“You know I’ll always save you from drowning,” she responds, with the quirk of a smile.
“You always do. You always keep my head above water.”
Scully bites her lip and bends her head, not wanting him to read her. She can’t believe they’re having this conversation–that he’s actually saying these things to her. It’s too much and too little at the same time, because while she wants him to keep talking, to keep touching her, she’s also afraid of the consequences.
But, she thinks, do there have to be consequences?
It’s just her and Mulder, sitting in her room as the rain drenches the city outside. So why does it feel dangerous? Why does it feel like something’s already happened between them?

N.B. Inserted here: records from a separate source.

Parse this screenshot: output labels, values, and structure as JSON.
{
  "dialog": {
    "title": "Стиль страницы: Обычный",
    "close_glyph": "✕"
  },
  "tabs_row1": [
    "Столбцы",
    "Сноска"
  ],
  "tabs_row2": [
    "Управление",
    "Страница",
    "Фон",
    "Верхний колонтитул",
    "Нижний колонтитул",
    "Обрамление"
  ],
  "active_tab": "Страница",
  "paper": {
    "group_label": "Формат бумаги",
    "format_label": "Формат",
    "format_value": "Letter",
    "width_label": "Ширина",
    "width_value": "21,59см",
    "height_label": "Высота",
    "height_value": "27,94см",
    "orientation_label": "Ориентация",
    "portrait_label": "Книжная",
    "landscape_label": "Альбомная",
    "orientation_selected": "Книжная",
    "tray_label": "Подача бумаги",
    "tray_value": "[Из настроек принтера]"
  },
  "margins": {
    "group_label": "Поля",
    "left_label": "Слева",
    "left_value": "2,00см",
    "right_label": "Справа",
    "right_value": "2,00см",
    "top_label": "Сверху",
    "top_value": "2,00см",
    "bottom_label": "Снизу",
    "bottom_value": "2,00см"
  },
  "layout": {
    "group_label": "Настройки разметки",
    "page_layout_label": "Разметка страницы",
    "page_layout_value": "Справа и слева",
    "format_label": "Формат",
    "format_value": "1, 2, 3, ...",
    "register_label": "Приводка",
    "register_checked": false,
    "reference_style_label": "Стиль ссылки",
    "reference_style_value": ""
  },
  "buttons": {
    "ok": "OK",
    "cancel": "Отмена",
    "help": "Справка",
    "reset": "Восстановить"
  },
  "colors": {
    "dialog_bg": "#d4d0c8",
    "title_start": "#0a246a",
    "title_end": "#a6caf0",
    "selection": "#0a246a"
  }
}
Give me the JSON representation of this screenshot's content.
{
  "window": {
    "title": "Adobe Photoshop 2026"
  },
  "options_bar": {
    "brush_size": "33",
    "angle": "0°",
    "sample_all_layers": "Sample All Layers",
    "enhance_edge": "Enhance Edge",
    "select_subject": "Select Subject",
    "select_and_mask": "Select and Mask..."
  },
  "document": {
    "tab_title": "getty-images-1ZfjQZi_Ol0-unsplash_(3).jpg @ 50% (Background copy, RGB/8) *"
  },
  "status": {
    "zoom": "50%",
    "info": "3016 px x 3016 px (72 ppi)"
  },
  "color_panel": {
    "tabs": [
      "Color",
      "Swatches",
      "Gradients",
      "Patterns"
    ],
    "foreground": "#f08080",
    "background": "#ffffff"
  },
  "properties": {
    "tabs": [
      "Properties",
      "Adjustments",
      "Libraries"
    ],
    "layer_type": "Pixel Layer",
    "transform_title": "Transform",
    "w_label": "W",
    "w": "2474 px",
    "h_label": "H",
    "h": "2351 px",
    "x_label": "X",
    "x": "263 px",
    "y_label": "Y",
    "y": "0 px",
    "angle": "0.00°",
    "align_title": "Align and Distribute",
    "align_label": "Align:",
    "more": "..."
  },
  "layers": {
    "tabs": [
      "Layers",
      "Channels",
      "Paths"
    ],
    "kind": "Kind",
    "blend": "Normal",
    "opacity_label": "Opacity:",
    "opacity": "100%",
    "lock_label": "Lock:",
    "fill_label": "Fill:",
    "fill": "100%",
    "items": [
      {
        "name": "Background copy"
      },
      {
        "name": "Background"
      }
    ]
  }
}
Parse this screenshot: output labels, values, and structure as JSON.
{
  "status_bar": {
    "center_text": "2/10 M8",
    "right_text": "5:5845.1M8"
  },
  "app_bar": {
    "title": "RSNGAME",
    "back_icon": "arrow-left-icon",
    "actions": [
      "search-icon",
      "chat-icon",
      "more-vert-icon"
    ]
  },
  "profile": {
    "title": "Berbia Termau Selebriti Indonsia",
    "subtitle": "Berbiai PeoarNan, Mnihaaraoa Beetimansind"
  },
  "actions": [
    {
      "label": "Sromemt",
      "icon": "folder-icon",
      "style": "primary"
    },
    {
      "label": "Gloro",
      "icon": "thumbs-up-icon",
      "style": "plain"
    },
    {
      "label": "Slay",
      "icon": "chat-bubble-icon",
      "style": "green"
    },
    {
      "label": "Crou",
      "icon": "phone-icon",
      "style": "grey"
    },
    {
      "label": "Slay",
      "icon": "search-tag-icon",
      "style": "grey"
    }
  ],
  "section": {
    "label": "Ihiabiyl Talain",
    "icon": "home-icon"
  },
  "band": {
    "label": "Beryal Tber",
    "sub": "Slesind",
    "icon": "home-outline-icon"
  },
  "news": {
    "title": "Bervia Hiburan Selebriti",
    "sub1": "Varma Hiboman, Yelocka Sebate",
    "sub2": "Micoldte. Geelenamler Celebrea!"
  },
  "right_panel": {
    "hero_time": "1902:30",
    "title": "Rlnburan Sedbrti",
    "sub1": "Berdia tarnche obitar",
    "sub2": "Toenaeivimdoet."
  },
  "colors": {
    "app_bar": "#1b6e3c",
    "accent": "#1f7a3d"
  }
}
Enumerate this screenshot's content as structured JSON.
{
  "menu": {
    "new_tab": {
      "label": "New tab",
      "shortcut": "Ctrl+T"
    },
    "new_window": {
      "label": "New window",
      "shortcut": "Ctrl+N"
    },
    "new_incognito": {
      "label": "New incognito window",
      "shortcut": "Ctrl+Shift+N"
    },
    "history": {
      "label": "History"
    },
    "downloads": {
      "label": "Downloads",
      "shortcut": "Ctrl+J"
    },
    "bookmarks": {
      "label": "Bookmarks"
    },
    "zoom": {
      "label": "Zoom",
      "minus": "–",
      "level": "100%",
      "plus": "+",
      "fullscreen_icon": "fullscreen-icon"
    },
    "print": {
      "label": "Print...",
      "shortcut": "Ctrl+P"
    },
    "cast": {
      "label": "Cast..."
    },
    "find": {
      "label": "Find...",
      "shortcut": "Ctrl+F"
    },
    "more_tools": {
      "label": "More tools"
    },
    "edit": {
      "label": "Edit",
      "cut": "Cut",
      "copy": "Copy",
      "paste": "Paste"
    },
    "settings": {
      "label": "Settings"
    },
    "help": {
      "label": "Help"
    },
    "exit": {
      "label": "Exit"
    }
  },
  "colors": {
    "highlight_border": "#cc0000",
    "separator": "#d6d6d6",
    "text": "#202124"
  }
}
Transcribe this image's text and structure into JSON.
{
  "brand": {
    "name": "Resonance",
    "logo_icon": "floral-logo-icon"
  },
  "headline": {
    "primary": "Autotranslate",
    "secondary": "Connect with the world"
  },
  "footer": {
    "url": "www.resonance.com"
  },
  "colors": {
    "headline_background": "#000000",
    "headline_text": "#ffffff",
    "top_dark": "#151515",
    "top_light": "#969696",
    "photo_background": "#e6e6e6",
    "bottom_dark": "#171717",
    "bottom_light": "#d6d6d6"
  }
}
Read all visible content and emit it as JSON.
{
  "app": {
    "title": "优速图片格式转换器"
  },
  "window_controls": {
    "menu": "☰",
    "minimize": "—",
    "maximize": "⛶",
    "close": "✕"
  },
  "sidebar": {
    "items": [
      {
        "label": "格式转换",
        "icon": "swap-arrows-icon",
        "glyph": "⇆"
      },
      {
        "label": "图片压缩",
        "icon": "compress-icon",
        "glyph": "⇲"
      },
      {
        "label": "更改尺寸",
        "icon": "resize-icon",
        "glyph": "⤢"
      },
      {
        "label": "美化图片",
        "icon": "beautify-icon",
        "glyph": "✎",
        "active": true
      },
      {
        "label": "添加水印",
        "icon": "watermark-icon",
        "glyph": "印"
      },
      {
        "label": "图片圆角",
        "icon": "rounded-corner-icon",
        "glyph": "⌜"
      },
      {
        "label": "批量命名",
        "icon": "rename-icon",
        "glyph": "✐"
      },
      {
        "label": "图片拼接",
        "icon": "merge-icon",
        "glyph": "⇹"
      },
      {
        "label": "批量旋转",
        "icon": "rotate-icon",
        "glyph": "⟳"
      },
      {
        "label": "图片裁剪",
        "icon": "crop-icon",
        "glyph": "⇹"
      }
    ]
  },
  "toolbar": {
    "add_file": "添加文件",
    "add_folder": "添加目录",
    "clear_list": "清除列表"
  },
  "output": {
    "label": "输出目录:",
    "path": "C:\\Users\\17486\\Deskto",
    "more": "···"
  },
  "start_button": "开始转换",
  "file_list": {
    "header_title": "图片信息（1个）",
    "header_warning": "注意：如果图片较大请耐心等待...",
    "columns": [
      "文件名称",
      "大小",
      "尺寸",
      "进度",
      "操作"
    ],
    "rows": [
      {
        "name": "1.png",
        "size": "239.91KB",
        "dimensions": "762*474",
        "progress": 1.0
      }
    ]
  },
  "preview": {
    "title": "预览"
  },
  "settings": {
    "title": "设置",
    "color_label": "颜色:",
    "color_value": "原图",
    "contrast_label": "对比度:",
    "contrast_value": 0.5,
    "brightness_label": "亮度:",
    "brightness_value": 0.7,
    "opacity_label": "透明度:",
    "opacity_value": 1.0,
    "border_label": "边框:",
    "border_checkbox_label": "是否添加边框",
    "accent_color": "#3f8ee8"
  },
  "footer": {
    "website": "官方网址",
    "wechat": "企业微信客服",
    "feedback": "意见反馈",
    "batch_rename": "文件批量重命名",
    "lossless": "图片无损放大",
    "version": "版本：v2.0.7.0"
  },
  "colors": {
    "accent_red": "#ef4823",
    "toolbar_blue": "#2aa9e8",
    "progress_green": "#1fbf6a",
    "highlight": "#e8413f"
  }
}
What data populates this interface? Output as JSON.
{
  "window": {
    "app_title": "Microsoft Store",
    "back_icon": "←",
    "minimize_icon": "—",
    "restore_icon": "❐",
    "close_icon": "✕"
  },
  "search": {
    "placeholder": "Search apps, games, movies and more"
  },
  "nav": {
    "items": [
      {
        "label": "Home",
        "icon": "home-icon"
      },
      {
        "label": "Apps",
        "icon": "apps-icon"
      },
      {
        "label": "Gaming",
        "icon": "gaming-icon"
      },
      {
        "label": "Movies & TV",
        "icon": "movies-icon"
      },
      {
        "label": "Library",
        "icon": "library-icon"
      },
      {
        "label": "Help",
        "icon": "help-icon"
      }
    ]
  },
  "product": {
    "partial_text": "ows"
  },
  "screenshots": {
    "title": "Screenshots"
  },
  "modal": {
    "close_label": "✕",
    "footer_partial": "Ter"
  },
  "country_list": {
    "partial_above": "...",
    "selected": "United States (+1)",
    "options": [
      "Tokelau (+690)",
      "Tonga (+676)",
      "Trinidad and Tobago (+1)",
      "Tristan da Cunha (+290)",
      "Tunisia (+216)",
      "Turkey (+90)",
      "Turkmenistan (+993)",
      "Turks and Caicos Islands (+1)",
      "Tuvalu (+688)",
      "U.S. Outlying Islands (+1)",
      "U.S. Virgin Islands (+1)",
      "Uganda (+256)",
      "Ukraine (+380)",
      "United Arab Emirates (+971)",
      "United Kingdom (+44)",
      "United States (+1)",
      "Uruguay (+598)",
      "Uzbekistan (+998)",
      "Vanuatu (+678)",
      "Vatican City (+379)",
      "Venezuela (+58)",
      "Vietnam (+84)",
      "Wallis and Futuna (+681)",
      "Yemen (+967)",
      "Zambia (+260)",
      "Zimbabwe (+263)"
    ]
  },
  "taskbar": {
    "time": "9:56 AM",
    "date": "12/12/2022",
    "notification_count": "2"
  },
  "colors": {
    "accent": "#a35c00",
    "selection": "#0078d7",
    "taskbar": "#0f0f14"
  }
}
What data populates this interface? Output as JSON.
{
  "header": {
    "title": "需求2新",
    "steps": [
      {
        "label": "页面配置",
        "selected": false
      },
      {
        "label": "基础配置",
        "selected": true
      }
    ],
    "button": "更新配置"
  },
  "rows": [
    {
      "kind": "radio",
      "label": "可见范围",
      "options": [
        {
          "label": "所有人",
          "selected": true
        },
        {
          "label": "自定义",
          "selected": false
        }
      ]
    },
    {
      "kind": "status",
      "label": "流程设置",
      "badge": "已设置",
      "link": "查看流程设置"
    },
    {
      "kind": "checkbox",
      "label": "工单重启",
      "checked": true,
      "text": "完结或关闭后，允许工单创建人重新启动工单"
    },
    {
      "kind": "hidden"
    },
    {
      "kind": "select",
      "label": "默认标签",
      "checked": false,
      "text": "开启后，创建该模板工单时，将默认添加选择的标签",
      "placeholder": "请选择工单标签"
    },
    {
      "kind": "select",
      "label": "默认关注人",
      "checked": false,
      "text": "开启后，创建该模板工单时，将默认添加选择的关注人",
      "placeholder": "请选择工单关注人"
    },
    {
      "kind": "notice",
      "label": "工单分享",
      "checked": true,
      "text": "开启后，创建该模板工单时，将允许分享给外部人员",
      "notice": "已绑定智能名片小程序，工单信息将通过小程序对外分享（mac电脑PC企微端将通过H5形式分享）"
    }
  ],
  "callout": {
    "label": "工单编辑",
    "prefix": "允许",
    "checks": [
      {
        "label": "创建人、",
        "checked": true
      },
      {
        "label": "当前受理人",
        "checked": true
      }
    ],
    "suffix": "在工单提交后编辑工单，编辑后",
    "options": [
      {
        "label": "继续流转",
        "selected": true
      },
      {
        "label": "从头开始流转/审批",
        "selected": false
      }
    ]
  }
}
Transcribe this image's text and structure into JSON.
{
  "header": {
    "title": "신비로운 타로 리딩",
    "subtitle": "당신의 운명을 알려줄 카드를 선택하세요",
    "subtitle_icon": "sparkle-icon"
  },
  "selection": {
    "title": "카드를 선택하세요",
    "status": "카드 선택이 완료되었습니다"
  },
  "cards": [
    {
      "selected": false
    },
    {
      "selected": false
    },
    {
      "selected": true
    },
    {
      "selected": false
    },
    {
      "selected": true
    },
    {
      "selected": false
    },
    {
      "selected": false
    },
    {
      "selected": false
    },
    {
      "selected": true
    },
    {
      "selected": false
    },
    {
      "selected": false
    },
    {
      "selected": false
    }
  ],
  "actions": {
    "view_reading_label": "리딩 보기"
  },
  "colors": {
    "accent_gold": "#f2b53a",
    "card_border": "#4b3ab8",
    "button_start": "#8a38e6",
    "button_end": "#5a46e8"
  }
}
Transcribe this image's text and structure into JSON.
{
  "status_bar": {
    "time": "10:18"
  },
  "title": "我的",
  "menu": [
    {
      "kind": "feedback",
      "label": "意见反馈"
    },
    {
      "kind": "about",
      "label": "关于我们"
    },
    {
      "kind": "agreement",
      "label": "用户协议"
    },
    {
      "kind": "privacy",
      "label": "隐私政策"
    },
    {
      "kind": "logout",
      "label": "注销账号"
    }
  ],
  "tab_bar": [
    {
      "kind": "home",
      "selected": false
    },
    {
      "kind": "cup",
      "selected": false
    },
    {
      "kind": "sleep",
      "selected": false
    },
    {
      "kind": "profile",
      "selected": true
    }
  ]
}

She only knows she doesn’t want him to leave. Not tonight.
Tugging his hand, she meets his eyes again.
“Mulder,” she says, rough-voiced. “Mulder, come here.”
His eyes widen slightly when she lifts the bedcovers, but he swiftly recovers, kicking off his shoes and climbing in beside her.
She doesn’t have the energy to wonder if this is a mistake. Instead she lies down, pulling Mulder onto the mattress beside her. He folds his long limbs around her, smiling against the crook of her neck.
They curl into each other’s arms, holding on as they drift out of consciousness.
Tucked together in her bed, they are dry and safe in their embrace. She slides her hands over his and he sighs into her hair, pulling her against him, his breath softened as he sleeps.
They have dragged each other out of the depths, but now they’re falling into another ocean. A serene body of water this time–the cool waters of healing, of baptism and life.
Unaware, they fall closer.